• _What is required_:
Print out the data below. Do not alter a single line.

Dataset excerpts
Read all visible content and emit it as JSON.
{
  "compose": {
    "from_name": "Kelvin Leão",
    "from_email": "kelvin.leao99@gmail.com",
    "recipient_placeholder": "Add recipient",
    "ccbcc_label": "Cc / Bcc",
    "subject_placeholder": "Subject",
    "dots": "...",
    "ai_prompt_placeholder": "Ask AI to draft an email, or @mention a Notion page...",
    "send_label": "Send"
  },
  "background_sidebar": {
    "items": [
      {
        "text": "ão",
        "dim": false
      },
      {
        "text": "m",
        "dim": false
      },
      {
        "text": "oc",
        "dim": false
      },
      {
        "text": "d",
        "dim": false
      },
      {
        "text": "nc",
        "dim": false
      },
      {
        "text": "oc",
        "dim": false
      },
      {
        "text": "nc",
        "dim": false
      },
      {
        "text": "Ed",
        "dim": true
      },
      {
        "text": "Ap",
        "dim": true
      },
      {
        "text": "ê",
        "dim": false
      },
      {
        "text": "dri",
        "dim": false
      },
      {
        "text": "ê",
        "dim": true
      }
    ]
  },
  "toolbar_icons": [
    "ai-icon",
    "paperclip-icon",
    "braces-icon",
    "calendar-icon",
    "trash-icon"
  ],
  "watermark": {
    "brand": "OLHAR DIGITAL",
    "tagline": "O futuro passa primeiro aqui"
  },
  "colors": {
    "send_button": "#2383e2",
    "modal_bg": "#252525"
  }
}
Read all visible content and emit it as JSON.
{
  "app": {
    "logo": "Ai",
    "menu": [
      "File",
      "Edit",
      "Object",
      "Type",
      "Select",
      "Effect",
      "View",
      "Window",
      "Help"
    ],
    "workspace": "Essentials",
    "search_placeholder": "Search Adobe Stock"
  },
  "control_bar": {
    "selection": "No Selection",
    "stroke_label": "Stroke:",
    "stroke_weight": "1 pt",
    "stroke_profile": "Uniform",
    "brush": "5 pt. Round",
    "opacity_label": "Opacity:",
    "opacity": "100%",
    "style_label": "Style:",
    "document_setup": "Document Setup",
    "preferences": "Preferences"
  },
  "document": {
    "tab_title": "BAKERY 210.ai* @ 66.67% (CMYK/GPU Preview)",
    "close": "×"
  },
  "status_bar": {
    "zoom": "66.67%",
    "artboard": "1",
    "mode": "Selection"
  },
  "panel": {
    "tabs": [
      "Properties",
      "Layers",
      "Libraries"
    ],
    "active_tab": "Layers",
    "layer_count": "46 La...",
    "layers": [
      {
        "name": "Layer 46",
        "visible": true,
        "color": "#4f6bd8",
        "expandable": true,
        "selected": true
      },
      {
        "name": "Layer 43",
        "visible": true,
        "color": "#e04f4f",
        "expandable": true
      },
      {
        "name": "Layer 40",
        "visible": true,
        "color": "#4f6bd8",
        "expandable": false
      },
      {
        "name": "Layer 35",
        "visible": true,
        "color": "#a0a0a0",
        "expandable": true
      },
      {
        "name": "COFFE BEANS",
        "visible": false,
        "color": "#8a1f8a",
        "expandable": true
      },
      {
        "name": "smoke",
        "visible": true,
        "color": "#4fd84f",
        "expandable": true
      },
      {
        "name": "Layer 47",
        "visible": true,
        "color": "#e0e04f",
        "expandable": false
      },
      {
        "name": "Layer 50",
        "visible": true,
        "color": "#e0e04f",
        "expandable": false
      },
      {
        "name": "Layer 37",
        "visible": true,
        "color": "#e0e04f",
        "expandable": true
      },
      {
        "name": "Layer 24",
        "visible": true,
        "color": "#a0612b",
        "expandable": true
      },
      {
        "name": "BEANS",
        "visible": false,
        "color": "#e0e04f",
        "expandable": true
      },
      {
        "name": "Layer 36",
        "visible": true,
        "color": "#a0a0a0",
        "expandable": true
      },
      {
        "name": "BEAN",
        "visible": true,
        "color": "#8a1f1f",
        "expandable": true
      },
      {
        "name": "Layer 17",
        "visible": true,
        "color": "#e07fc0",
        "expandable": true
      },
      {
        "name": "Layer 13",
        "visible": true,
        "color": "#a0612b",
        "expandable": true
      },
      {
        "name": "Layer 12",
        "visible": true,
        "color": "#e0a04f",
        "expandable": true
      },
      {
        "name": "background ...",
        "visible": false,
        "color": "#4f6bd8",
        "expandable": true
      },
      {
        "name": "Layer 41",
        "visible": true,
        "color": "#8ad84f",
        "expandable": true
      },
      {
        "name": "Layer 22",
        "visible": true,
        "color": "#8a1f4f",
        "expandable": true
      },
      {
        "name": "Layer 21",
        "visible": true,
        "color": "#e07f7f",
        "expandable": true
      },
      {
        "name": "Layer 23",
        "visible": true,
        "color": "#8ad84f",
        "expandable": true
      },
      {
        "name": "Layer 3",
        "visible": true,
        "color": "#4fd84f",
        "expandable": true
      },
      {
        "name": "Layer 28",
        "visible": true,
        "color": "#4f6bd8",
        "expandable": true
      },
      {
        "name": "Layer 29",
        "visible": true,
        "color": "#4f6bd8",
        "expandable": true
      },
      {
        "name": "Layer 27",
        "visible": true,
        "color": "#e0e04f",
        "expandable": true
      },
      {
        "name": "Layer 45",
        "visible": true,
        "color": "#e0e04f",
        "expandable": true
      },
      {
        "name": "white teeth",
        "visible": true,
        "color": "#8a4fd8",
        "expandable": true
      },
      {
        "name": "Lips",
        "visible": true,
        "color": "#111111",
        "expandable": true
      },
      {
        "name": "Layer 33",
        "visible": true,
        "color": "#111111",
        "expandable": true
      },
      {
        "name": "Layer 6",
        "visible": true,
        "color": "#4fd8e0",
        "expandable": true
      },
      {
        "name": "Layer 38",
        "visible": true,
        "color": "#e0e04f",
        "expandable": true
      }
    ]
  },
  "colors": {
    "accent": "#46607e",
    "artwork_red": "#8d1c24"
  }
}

• _Exercise solution_:
Read all visible content and emit it as JSON.
{
  "compose": {
    "from_name": "Kelvin Leão",
    "from_email": "kelvin.leao99@gmail.com",
    "recipient_placeholder": "Add recipient",
    "ccbcc_label": "Cc / Bcc",
    "subject_placeholder": "Subject",
    "dots": "...",
    "ai_prompt_placeholder": "Ask AI to draft an email, or @mention a Notion page...",
    "send_label": "Send"
  },
  "background_sidebar": {
    "items": [
      {
        "text": "ão",
        "dim": false
      },
      {
        "text": "m",
        "dim": false
      },
      {
        "text": "oc",
        "dim": false
      },
      {
        "text": "d",
        "dim": false
      },
      {
        "text": "nc",
        "dim": false
      },
      {
        "text": "oc",
        "dim": false
      },
      {
        "text": "nc",
        "dim": false
      },
      {
        "text": "Ed",
        "dim": true
      },
      {
        "text": "Ap",
        "dim": true
      },
      {
        "text": "ê",
        "dim": false
      },
      {
        "text": "dri",
        "dim": false
      },
      {
        "text": "ê",
        "dim": true
      }
    ]
  },
  "toolbar_icons": [
    "ai-icon",
    "paperclip-icon",
    "braces-icon",
    "calendar-icon",
    "trash-icon"
  ],
  "watermark": {
    "brand": "OLHAR DIGITAL",
    "tagline": "O futuro passa primeiro aqui"
  },
  "colors": {
    "send_button": "#2383e2",
    "modal_bg": "#252525"
  }
}
Read all visible content and emit it as JSON.
{
  "app": {
    "logo": "Ai",
    "menu": [
      "File",
      "Edit",
      "Object",
      "Type",
      "Select",
      "Effect",
      "View",
      "Window",
      "Help"
    ],
    "workspace": "Essentials",
    "search_placeholder": "Search Adobe Stock"
  },
  "control_bar": {
    "selection": "No Selection",
    "stroke_label": "Stroke:",
    "stroke_weight": "1 pt",
    "stroke_profile": "Uniform",
    "brush": "5 pt. Round",
    "opacity_label": "Opacity:",
    "opacity": "100%",
    "style_label": "Style:",
    "document_setup": "Document Setup",
    "preferences": "Preferences"
  },
  "document": {
    "tab_title": "BAKERY 210.ai* @ 66.67% (CMYK/GPU Preview)",
    "close": "×"
  },
  "status_bar": {
    "zoom": "66.67%",
    "artboard": "1",
    "mode": "Selection"
  },
  "panel": {
    "tabs": [
      "Properties",
      "Layers",
      "Libraries"
    ],
    "active_tab": "Layers",
    "layer_count": "46 La...",
    "layers": [
      {
        "name": "Layer 46",
        "visible": true,
        "color": "#4f6bd8",
        "expandable": true,
        "selected": true
      },
      {
        "name": "Layer 43",
        "visible": true,
        "color": "#e04f4f",
        "expandable": true
      },
      {
        "name": "Layer 40",
        "visible": true,
        "color": "#4f6bd8",
        "expandable": false
      },
      {
        "name": "Layer 35",
        "visible": true,
        "color": "#a0a0a0",
        "expandable": true
      },
      {
        "name": "COFFE BEANS",
        "visible": false,
        "color": "#8a1f8a",
        "expandable": true
      },
      {
        "name": "smoke",
        "visible": true,
        "color": "#4fd84f",
        "expandable": true
      },
      {
        "name": "Layer 47",
        "visible": true,
        "color": "#e0e04f",
        "expandable": false
      },
      {
        "name": "Layer 50",
        "visible": true,
        "color": "#e0e04f",
        "expandable": false
      },
      {
        "name": "Layer 37",
        "visible": true,
        "color": "#e0e04f",
        "expandable": true
      },
      {
        "name": "Layer 24",
        "visible": true,
        "color": "#a0612b",
        "expandable": true
      },
      {
        "name": "BEANS",
        "visible": false,
        "color": "#e0e04f",
        "expandable": true
      },
      {
        "name": "Layer 36",
        "visible": true,
        "color": "#a0a0a0",
        "expandable": true
      },
      {
        "name": "BEAN",
        "visible": true,
        "color": "#8a1f1f",
        "expandable": true
      },
      {
        "name": "Layer 17",
        "visible": true,
        "color": "#e07fc0",
        "expandable": true
      },
      {
        "name": "Layer 13",
        "visible": true,
        "color": "#a0612b",
        "expandable": true
      },
      {
        "name": "Layer 12",
        "visible": true,
        "color": "#e0a04f",
        "expandable": true
      },
      {
        "name": "background ...",
        "visible": false,
        "color": "#4f6bd8",
        "expandable": true
      },
      {
        "name": "Layer 41",
        "visible": true,
        "color": "#8ad84f",
        "expandable": true
      },
      {
        "name": "Layer 22",
        "visible": true,
        "color": "#8a1f4f",
        "expandable": true
      },
      {
        "name": "Layer 21",
        "visible": true,
        "color": "#e07f7f",
        "expandable": true
      },
      {
        "name": "Layer 23",
        "visible": true,
        "color": "#8ad84f",
        "expandable": true
      },
      {
        "name": "Layer 3",
        "visible": true,
        "color": "#4fd84f",
        "expandable": true
      },
      {
        "name": "Layer 28",
        "visible": true,
        "color": "#4f6bd8",
        "expandable": true
      },
      {
        "name": "Layer 29",
        "visible": true,
        "color": "#4f6bd8",
        "expandable": true
      },
      {
        "name": "Layer 27",
        "visible": true,
        "color": "#e0e04f",
        "expandable": true
      },
      {
        "name": "Layer 45",
        "visible": true,
        "color": "#e0e04f",
        "expandable": true
      },
      {
        "name": "white teeth",
        "visible": true,
        "color": "#8a4fd8",
        "expandable": true
      },
      {
        "name": "Lips",
        "visible": true,
        "color": "#111111",
        "expandable": true
      },
      {
        "name": "Layer 33",
        "visible": true,
        "color": "#111111",
        "expandable": true
      },
      {
        "name": "Layer 6",
        "visible": true,
        "color": "#4fd8e0",
        "expandable": true
      },
      {
        "name": "Layer 38",
        "visible": true,
        "color": "#e0e04f",
        "expandable": true
      }
    ]
  },
  "colors": {
    "accent": "#46607e",
    "artwork_red": "#8d1c24"
  }
}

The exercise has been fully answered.